* **Exercise**: Report every line in the listing below where the string "Default" shows up.

* **Excerpted records**:

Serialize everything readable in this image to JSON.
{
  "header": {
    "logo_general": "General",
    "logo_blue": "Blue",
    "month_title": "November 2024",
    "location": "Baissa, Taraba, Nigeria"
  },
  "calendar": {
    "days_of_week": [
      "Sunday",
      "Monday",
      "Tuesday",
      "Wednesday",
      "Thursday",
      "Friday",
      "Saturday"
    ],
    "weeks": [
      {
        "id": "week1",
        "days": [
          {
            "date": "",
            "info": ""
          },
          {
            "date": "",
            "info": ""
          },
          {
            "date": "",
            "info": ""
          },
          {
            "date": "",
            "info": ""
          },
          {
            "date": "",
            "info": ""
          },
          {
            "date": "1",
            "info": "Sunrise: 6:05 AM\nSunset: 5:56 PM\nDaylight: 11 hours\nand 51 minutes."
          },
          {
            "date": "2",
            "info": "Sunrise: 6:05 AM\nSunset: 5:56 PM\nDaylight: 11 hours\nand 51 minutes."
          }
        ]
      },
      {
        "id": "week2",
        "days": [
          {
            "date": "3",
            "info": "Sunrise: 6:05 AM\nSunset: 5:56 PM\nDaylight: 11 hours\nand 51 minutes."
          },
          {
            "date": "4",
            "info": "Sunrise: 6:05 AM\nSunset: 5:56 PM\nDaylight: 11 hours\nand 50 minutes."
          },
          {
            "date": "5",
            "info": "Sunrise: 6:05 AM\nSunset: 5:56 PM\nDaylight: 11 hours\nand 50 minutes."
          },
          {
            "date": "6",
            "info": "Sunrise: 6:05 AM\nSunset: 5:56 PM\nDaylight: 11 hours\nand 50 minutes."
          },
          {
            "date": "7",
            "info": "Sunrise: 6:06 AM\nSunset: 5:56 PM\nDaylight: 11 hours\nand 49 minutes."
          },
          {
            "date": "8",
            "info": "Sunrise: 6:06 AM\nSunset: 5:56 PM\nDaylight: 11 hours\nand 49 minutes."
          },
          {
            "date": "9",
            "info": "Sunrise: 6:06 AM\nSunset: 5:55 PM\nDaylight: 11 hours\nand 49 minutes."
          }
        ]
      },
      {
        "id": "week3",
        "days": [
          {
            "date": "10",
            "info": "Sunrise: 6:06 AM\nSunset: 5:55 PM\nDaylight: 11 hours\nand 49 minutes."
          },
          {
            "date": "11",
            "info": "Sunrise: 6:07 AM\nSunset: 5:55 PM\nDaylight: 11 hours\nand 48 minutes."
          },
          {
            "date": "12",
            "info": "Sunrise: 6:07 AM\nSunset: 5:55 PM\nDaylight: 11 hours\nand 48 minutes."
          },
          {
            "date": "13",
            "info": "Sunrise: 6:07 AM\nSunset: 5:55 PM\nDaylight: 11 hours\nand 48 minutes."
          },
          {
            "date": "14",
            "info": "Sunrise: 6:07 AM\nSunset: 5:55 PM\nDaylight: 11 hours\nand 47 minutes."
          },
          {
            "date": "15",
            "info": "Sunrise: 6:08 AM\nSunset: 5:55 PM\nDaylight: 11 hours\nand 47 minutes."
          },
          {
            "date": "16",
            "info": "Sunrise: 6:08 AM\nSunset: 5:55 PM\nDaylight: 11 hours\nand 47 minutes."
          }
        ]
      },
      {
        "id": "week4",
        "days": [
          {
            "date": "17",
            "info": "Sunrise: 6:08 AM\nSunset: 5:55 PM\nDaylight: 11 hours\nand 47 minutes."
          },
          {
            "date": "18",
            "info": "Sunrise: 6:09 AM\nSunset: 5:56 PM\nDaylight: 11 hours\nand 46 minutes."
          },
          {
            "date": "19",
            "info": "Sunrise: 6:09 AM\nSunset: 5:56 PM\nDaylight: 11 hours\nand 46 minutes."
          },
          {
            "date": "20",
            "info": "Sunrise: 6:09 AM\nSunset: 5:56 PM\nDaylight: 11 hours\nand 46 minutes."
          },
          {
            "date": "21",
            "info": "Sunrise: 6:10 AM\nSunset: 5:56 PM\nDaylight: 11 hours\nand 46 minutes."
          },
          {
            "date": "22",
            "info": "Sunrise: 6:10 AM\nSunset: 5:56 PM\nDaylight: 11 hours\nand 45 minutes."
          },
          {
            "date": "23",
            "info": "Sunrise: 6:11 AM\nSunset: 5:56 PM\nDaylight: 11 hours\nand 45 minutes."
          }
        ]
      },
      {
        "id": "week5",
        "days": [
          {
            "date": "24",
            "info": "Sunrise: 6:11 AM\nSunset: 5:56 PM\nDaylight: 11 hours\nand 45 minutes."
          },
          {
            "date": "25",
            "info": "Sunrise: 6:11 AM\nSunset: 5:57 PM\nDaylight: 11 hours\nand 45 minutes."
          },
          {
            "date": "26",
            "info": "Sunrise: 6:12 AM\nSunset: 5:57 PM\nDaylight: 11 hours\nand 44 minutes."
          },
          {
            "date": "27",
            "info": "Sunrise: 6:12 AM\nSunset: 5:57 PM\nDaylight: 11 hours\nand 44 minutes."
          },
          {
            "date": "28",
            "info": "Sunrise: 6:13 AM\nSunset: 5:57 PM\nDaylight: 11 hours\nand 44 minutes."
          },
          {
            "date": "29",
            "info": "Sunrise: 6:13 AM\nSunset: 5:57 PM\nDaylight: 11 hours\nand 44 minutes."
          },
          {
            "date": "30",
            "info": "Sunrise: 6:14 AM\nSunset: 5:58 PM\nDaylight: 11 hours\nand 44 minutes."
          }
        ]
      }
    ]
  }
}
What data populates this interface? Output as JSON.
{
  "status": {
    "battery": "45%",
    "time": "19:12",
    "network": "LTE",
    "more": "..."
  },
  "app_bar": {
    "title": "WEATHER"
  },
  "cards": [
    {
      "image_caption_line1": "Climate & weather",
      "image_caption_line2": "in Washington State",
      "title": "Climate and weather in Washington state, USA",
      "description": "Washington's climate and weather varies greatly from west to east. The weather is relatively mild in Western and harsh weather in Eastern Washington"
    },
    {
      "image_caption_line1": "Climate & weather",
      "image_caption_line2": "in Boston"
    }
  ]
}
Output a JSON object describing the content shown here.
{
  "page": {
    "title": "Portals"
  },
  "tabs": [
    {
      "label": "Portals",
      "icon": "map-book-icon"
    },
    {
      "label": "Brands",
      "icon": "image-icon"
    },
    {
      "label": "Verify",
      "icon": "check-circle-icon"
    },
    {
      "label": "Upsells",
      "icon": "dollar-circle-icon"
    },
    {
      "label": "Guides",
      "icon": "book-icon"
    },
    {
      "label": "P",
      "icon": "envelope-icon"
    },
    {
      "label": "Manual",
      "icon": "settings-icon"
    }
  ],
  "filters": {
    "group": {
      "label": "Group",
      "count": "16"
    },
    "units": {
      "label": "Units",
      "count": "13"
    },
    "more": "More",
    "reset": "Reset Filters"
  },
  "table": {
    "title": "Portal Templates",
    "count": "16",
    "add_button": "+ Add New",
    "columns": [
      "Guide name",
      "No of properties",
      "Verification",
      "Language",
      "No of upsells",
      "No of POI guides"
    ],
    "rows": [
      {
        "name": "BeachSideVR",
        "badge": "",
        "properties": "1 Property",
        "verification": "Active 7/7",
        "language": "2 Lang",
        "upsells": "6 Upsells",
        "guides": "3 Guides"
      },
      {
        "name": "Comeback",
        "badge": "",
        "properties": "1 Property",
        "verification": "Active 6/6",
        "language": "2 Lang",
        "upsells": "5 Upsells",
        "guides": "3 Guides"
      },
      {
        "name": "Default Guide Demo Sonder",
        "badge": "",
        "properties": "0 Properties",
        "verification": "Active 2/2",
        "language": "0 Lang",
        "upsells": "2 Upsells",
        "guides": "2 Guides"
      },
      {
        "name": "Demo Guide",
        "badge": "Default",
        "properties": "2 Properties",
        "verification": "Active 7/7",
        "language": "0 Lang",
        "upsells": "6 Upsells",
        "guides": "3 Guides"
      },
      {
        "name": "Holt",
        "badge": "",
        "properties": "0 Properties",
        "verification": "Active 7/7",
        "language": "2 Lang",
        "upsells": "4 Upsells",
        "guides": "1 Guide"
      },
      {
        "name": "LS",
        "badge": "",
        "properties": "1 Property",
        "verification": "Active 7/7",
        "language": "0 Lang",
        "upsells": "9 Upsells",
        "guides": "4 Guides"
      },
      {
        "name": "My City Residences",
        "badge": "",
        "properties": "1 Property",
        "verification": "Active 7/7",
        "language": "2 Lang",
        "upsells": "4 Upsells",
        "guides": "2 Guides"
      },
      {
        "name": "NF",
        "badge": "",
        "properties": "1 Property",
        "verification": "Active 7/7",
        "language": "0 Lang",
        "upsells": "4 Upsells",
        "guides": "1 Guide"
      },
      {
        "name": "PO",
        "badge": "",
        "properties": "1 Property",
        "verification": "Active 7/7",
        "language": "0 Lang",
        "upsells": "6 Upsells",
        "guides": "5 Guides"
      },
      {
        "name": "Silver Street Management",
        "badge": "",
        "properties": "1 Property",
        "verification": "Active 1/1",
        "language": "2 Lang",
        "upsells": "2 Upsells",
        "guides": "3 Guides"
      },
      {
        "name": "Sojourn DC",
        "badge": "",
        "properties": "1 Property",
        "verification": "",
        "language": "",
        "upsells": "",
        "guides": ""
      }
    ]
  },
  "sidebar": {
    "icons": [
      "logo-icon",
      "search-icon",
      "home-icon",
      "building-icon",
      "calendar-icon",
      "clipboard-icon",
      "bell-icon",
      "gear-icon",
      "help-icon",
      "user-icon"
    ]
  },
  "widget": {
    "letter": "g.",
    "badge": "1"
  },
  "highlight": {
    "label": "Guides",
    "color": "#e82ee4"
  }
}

* **Written response**:
        "name": "Default Guide Demo Sonder",
        "badge": "Default",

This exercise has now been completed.